Over 100 clinicians from a range of disciplines came together virtually on 26 November 2020 to attend the second UK Parkinson's Excellence Network Mental Health Hub meeting.
From exploring new research into treating hallucinations, to debating new approaches to the mental health workforce, the virtual event was a meeting full of lively debate. Below, the event’s co-chairs, Jennifer Foley, neuropsychologist at the National Hospital for Neurology and Neurosurgery, and clinical lead of the Mental Health Hub, and Sam Freeman Carney, Parkinson’s UK’s Senior Policy and Campaigns Adviser on mental health and dementia, share their experiences from the day.
Updates from Parkinson’s UK and mental health hub working groups
Professor Eileen Joyce talked about a working group looking at improving access to clozapine for treating Parkinson’s psychosis. A survey of Parkinson’s services revealed around 70% of Parkinson’s services have not prescribed clozapine, but when asked ‘would you like your patients to have access to clozapine?’, over 90% said ‘yes’.
Sam Freeman Carney highlighted the recent success of a joint webinar between NHS England and NHS Improvement and the Neurological Alliance on neurology and mental health for Improving Access to Psychological Therapies (IAPT) therapists. Katie Goates (Healthcare Relationships Manager, Parkinson’s UK) spoke about Parkinson’s Connect, which is the evolution of Parkinson’s UK information and support services. A key development is that health professionals will be able to directly refer people with Parkinson’s into Parkinson’s UK services, where they will then begin to receive personalised support, including support for their mental health and wellbeing.
COVID-19 - How to tackle challenges of service provision during the new normal
Janet Niven, who lives with Parkinson’s, gave an account of the difficulties she had faced in getting support for her mental health during lockdown. After being turned down for support from the community mental health team, she was referred to a health psychologist, which she felt was helping before the sessions were cut short when the psychologist was redeployed. She also no longer has access to the activities that used to help her mental wellbeing.
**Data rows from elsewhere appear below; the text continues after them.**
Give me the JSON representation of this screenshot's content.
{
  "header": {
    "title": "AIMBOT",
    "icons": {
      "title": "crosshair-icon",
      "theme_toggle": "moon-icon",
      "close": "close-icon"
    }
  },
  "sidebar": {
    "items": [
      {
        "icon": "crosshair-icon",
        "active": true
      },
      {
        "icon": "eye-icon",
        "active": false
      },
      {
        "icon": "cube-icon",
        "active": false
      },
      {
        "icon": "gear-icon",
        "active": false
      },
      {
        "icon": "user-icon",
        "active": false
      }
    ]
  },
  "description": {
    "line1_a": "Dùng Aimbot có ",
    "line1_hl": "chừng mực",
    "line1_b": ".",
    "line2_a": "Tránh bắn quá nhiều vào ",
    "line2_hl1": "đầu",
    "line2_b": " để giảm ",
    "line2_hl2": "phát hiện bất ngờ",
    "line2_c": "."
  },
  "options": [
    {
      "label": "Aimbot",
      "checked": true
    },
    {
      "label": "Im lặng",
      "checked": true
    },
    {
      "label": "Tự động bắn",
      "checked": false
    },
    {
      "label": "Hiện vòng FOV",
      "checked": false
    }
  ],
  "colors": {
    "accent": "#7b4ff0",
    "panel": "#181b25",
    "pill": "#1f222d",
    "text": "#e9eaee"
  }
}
“I now feel I am in a no man's land[...] The local swimming pool is open but only if you are a competent lane swimmer. I don’t know when dance classes are going to resume. When life will go back to the ‘new’ normality” Janet, person with Parkinson’s.
Parkinson’s UK have heard from thousands of people like Janet through a survey carried out with Lancaster University. Fiona Eccles, Clinical Psychology researcher gave an overview of the results, which included increased anxiety for 31% of people with Parkinson’s and worsening of hallucinations for 9%.
These talks set the tone for an engaging panel discussion looking at the challenges and potential solutions to providing mental health care during the pandemic. One suggestion came from Emma Edwards, a Parkinson’s Nurse in Plymouth: her service changed their criteria for a home visit to include anyone with Parkinson’s, meaning they were then able to offer virtual, telephone and face to face support to their patients during the pandemic.
Understanding and supporting neuropsychiatric symptoms and dementia in Parkinson’s and Lewy body dementia
Chris Maddocks who received a diagnosis of dementia with Lewy bodies in January 2020, gave a talk on her journey from initially being misdiagnosed, the difficulties she has faced living with dementia and her experiences of care in lockdown. Chris shared her really poor experience of hospital care during the pandemic, whereby after being admitted to hospital she was moved between several wards:
“It is very important I take my Parkison’s medication at set times. I wasn’t being given it at the correct times as my medication timings did not fit in with their times for giving out medications...I couldn’t understand why my Parkinson’s symptoms were worsening and I was having hallucinations.” Chris, a person with dementia with Lewy bodies.
Attendees then heard from Jennifer Foley who spoke about how hallucinations and delusions are experienced by people with Parkinson’s and Lewy body dementia. This was followed by Suzanne Reeves, who discussed understanding and managing hallucinations in people with Parkinson’s. She also shared details of the TOP HAT study, a new drug repurposing study, investigating if the cancer drug ondansetron could be more effective in reducing Parkinson’s hallucinations than other medications currently available.
Alison Killen from Newcastle University discussed her research on providing support to people with dementia with Lewy Bodies, and an evaluation of a pilot support and information group for people with dementia with Lewy bodies and their care partners.
Rachel Thompson is the first Admiral nurse dedicated to Lewy body dementia and spoke about the tailored support she provides to people and their families.
Further discussions and idea sharing in interactive workshop sessions
The meeting broke into workshop groups in the afternoon, tackling three key topics: the Parkinson's and mental health workforce, evidence and data on integrated care and better support for carers.
In the session discussing workforce, multidisciplinary working across physical and mental health professionals, and the earlier introduction of Parkinson’s in psychology, training were central. In the evidence and data session, it was stressed that measures of both quality of life and financial impact are needed when making cases for funding. In the carer support session, one of the key points highlighted was the need for funding to be allocated for carers’ needs when a person is diagnosed.